The only thing I would do is do the easy visibility upgrades by fixing the lighting and expediting the signage replacement. Cram in as much full shoulder stretches as the road will fit. I think it's more useful to have higher quantity of curb jut-ins like the Pike in Newton than just a couple of those ultra-wide truck turnouts like the Expressway currently has. And do the planned Braintree split upgrades which would back away the Route 37 and Furnace Brook Pkwy. ramps a greater distance from the interchange for less weaving. And do everything possible to divert traffic from even entering it by increasing the multi-modal options...because it's exploding 3 and 128 traffic increases that are killing it more than the Expressway's own flaws. The South Shore has got to get with the sustainability program because it's choking to death on its own auto sprawl.

Other than those largely safety-related small tweaks, the 1980's rebuild pretty much did all that was possible for the road and other ramps. I got nuthin' for ideas without a self-defeating billion dollar solution like stacking the Red Line tracks surface/tunnel on top of each other to get full shoulders and HOV's through Savin Hill, or blasting away tons more rock to radically makeover the Split. Neither with long-lasting effects because of the induced demand they'll create.
 

jass

Senior Member
Joined
Jul 10, 2006
Messages
4,810
Reaction score
270
HOV lanes are a waste of time and roadway capacity. The only vehicle specific highway lanes which make sense are truck/bus only lanes forming "virtual" road-trains for safety and aerodynamic purposes.
Remarkably incorrect.

HOV lanes increase roadway capacity, thats their point.
 

Lurker

Senior Member
Joined
Jun 13, 2006
Messages
2,362
Reaction score
0
I fail to see how HOV lanes increase capacity when they are often mostly empty. I'd prefer a breakdown lane rather than a nearly empty HOV lane.
 

jass

Senior Member
Joined
Jul 10, 2006
Messages
4,810
Reaction score
270
I fail to see how HOV lanes increase capacity when they are often mostly empty. I'd prefer a breakdown lane rather than a nearly empty HOV lane.
Always remember: Its about moving people, not inanimate objects.

Because a traffic lane that is full isnt actually moving that many people. The more cars in a lane, the less people being moved.

Using basic numbers:

Say a lane has a capacity of 1,000 cars an hour for free-flow conditions. Any additional car with slow things down. Any less cars and the speed is the same.

Car pool lane, say it's "empty" with 500 cars an hour (just half the capacity!!). With an average passenger number of 3 per vehicle, 1,500 people are being moved per hour.
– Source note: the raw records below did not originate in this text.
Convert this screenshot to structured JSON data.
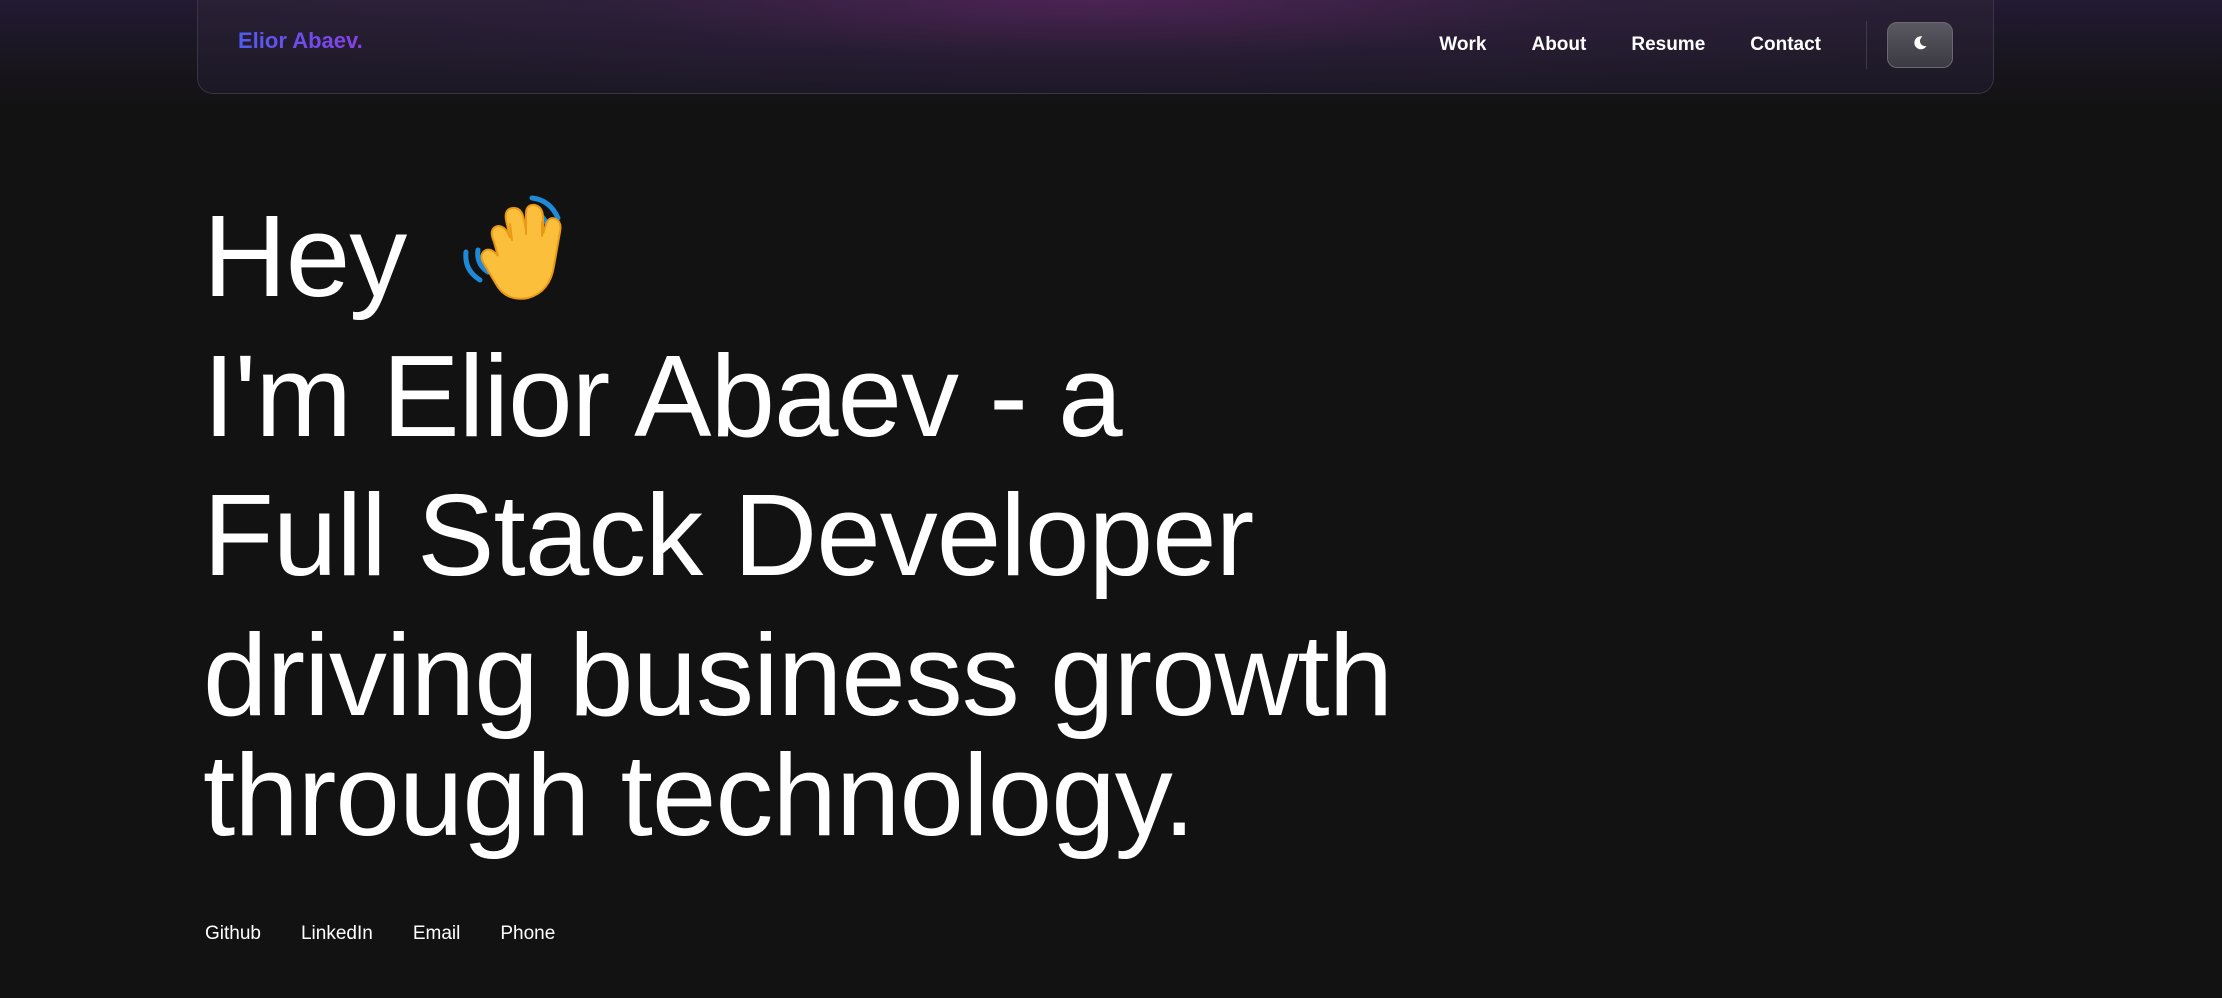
{
  "nav": {
    "logo": "Elior Abaev.",
    "links": [
      "Work",
      "About",
      "Resume",
      "Contact"
    ],
    "theme_toggle_icon": "moon-icon"
  },
  "hero": {
    "greeting": "Hey",
    "wave_icon": "waving-hand-icon",
    "lines": [
      "I'm Elior Abaev - a",
      "Full Stack Developer",
      "driving business growth",
      "through technology."
    ]
  },
  "social": {
    "links": [
      "Github",
      "LinkedIn",
      "Email",
      "Phone"
    ]
  },
  "colors": {
    "background": "#121212",
    "logo_gradient_start": "#4f5cf0",
    "logo_gradient_end": "#8b3fe6",
    "text": "#ffffff"
  }
}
Say the regular lane is at max free flow, 1,000 cars an hour carrying 1.2 people (the national average). Thats 1,200 people per hour.

Car pool wins, even when regular lanes are free flowing and car pool lane is well underused.

At max capacity, the car pool lane is carrying 3,000 per hour.



Now say the regular lane is at congestion, with 1,200 cars. Well, speeds fall, so youre not actually carrying an additional 240 people per hour. You might carry slightly more, the same, or slightly less per hour.
 

mass88

Senior Member
Joined
Jan 10, 2008
Messages
2,049
Reaction score
36
This is what the highways in and around Boston should look like at night:




Everything nicely lit up.

I think there is definitely space to add 2 lanes to the SE Expressway from just after the Braintree split until the Mass Pike. The overpasses along this stretch, there aren't many of them, need to be rebuilt for the most part anyways.


In any event, how often is trash picking done? And, do they ever power wash the center barriers? I haven't seen them clean the O'Neil tunnel in a while either.
 

Top